» What you have to do: In the entries below, find each line where the word "icon" appears and give only the total count of such lines.
· · · · ·
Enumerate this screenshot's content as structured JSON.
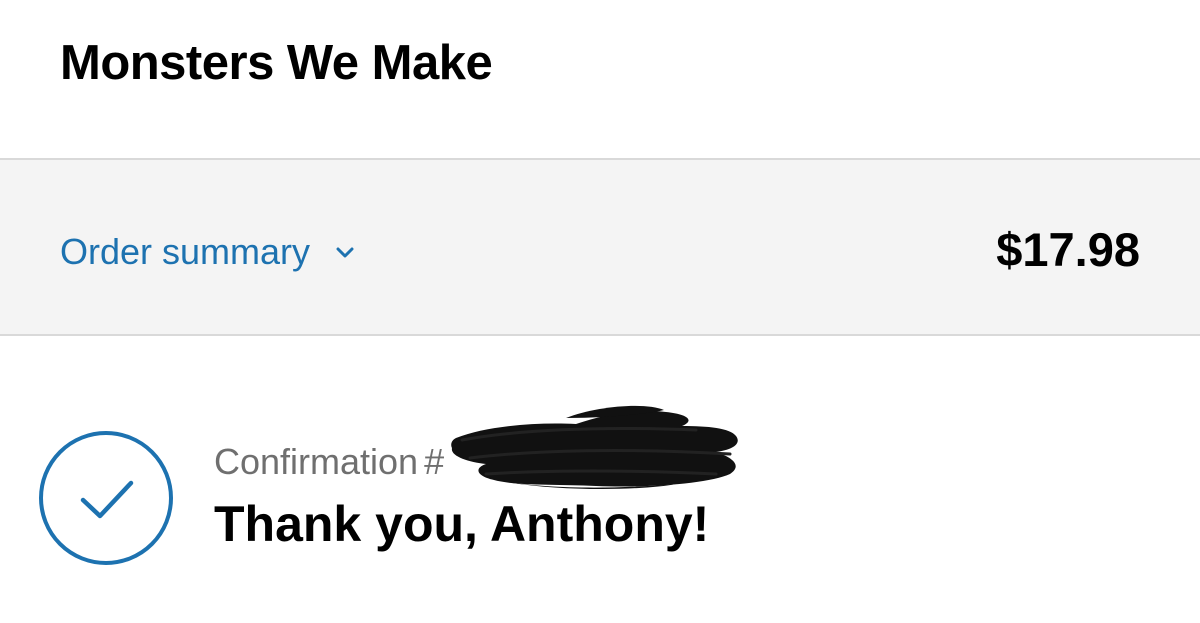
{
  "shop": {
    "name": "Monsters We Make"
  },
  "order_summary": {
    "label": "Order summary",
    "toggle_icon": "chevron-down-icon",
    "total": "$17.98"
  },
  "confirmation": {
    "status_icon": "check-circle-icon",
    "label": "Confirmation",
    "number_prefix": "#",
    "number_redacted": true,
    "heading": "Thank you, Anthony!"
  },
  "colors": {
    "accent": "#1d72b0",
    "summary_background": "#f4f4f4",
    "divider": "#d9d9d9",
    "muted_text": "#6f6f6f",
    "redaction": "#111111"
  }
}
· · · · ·
» Exercise solution: 2